The Phantom-X lacks dedicated media shortcuts, forcing users to rely on function-button combinations. Another issue is questionable key placement, which can wreak havoc on the unwary. Take the Sleep hotkey, which lies sandwiched between hotkeys for lowering the volume and muting the sound. Tap the wrong key as you answer your phone, and you've suddenly suspended your laptop and dropped out of the World of Warcraft raid that was the centerpiece of your day. The Phantom-X sports a pair of programmable 'Game Keys' for setting up short macro commands, but programming them entails consulting the manual and finding an arcane (but essential) applet.

If your chief concerns are power and versatility, and you aren't fazed by the hefty price tag($5950) and the strictly utilitarian design, the Eurocom Phantom-X is worth a look. If you're a little more price-conscious, however, you might do better with an alternative such as the HP HDX18, the Gateway P-7811FX, or the Alienware m17, each of which delivers fairly good gaming performance at a fraction of the Phantom-X's cost.

To comment on this article and other PCWorld content, visit our Facebook page or our Twitter feed.
At a Glance
  • PCWorld Rating

    The Phantom-X packs plenty of power and versatility, but suffers from a lackluster layout and design.

    Pros

    • Packs a substantial amount of hardware
    • A surprisingly quiet package

    Cons

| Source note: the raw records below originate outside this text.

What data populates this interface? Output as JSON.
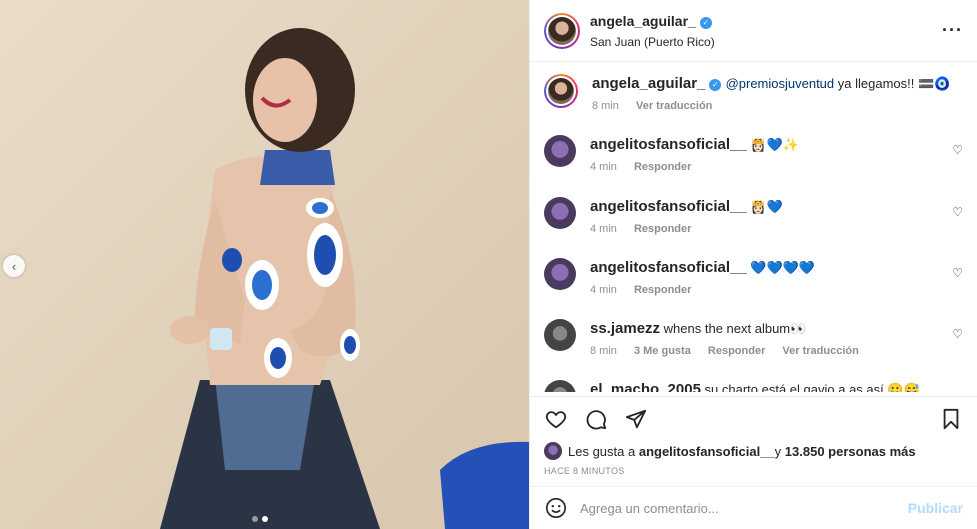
{
  "post": {
    "image_alt": "",
    "carousel_dots": 2
  },
  "header": {
    "username": "angela_aguilar_",
    "location": "San Juan (Puerto Rico)",
    "more_icon": "more-horizontal-icon"
  },
  "caption": {
    "username": "angela_aguilar_",
    "mention": "@premiosjuventud",
    "text": " ya llegamos!! 🟰🧿",
    "time": "8 min",
    "translate": "Ver traducción"
  },
  "comments": [
    {
      "username": "angelitosfansoficial__",
      "text": " 👸🏻💙✨",
      "time": "4 min",
      "reply": "Responder"
    },
    {
      "username": "angelitosfansoficial__",
      "text": " 👸🏻💙",
      "time": "4 min",
      "reply": "Responder"
    },
    {
      "username": "angelitosfansoficial__",
      "text": " 💙💙💙💙",
      "time": "4 min",
      "reply": "Responder"
    },
    {
      "username": "ss.jamezz",
      "text": " whens the next album👀",
      "time": "8 min",
      "likes": "3 Me gusta",
      "reply": "Responder",
      "translate": "Ver traducción"
    },
    {
      "username": "el_macho_2005",
      "text": " su charto está el gavio a as así 🥲😅"
    }
  ],
  "actions": {
    "like_icon": "heart-icon",
    "comment_icon": "comment-icon",
    "share_icon": "send-icon",
    "save_icon": "bookmark-icon"
  },
  "likes": {
    "prefix": "Les gusta a ",
    "user": "angelitosfansoficial__",
    "middle": " y ",
    "count": "13.850 personas más"
  },
  "time_ago": "HACE 8 MINUTOS",
  "add_comment": {
    "placeholder": "Agrega un comentario...",
    "publish": "Publicar"
  },
  "colors": {
    "link": "#00376b",
    "muted": "#8e8e8e",
    "publish_disabled": "#b3dbff",
    "verified": "#3897f0"
  }
}
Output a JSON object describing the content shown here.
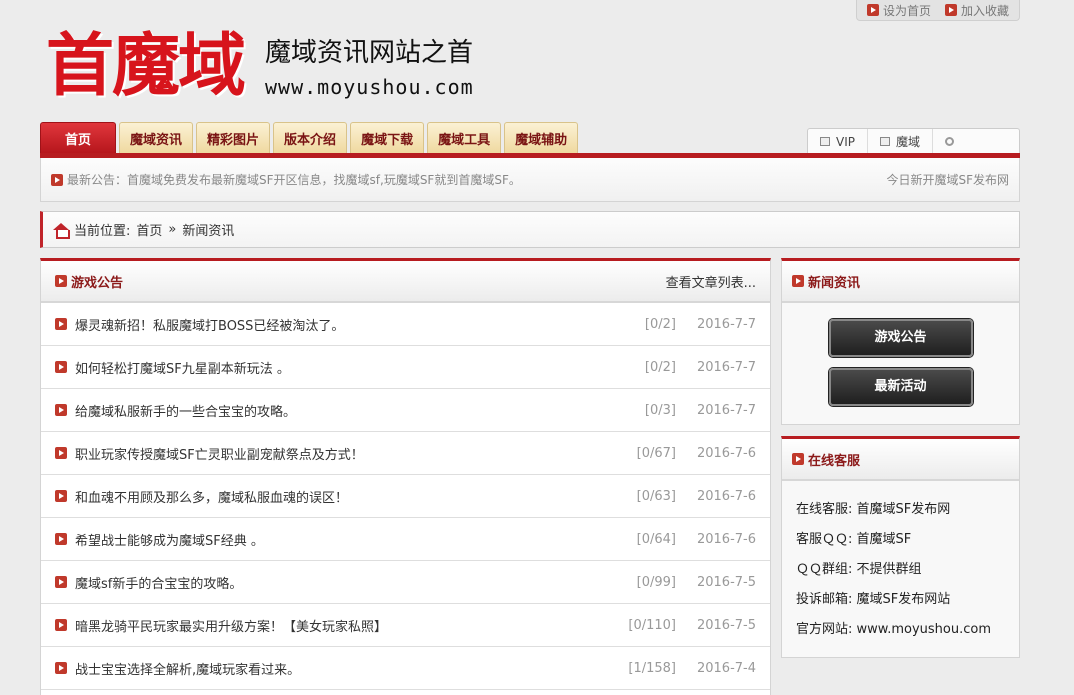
{
  "toplinks": {
    "set_home": "设为首页",
    "add_fav": "加入收藏"
  },
  "logo": {
    "brand": "首魔域",
    "slogan": "魔域资讯网站之首",
    "site": "www.moyushou.com"
  },
  "nav": {
    "tabs": [
      "首页",
      "魔域资讯",
      "精彩图片",
      "版本介绍",
      "魔域下载",
      "魔域工具",
      "魔域辅助"
    ],
    "right": [
      "VIP",
      "魔域",
      ""
    ]
  },
  "notice": {
    "text": "最新公告：首魔域免费发布最新魔域SF开区信息，找魔域sf,玩魔域SF就到首魔域SF。",
    "right": "今日新开魔域SF发布网"
  },
  "breadcrumb": {
    "prefix": "当前位置:",
    "home": "首页",
    "sep": "»",
    "current": "新闻资讯"
  },
  "main": {
    "title": "游戏公告",
    "more": "查看文章列表...",
    "rows": [
      {
        "title": "爆灵魂新招！私服魔域打BOSS已经被淘汰了。",
        "count": "[0/2]",
        "date": "2016-7-7"
      },
      {
        "title": "如何轻松打魔域SF九星副本新玩法 。",
        "count": "[0/2]",
        "date": "2016-7-7"
      },
      {
        "title": "给魔域私服新手的一些合宝宝的攻略。",
        "count": "[0/3]",
        "date": "2016-7-7"
      },
      {
        "title": "职业玩家传授魔域SF亡灵职业副宠献祭点及方式！",
        "count": "[0/67]",
        "date": "2016-7-6"
      },
      {
        "title": "和血魂不用顾及那么多，魔域私服血魂的误区！",
        "count": "[0/63]",
        "date": "2016-7-6"
      },
      {
        "title": "希望战士能够成为魔域SF经典 。",
        "count": "[0/64]",
        "date": "2016-7-6"
      },
      {
        "title": "魔域sf新手的合宝宝的攻略。",
        "count": "[0/99]",
        "date": "2016-7-5"
      },
      {
        "title": "暗黑龙骑平民玩家最实用升级方案！【美女玩家私照】",
        "count": "[0/110]",
        "date": "2016-7-5"
      },
      {
        "title": "战士宝宝选择全解析,魔域玩家看过来。",
        "count": "[1/158]",
        "date": "2016-7-4"
      }
    ]
  },
  "side_news": {
    "title": "新闻资讯",
    "buttons": [
      "游戏公告",
      "最新活动"
    ]
  },
  "side_service": {
    "title": "在线客服",
    "lines": [
      "在线客服: 首魔域SF发布网",
      "客服ＱＱ: 首魔域SF",
      "ＱＱ群组: 不提供群组",
      "投诉邮箱: 魔域SF发布网站",
      "官方网站: www.moyushou.com"
    ]
  }
}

    • Woefully cramped keyboard
    • Pricey, no-frills chassis
Notice to our Readers
We're now using social media to take your comments and feedback. Learn more about this here.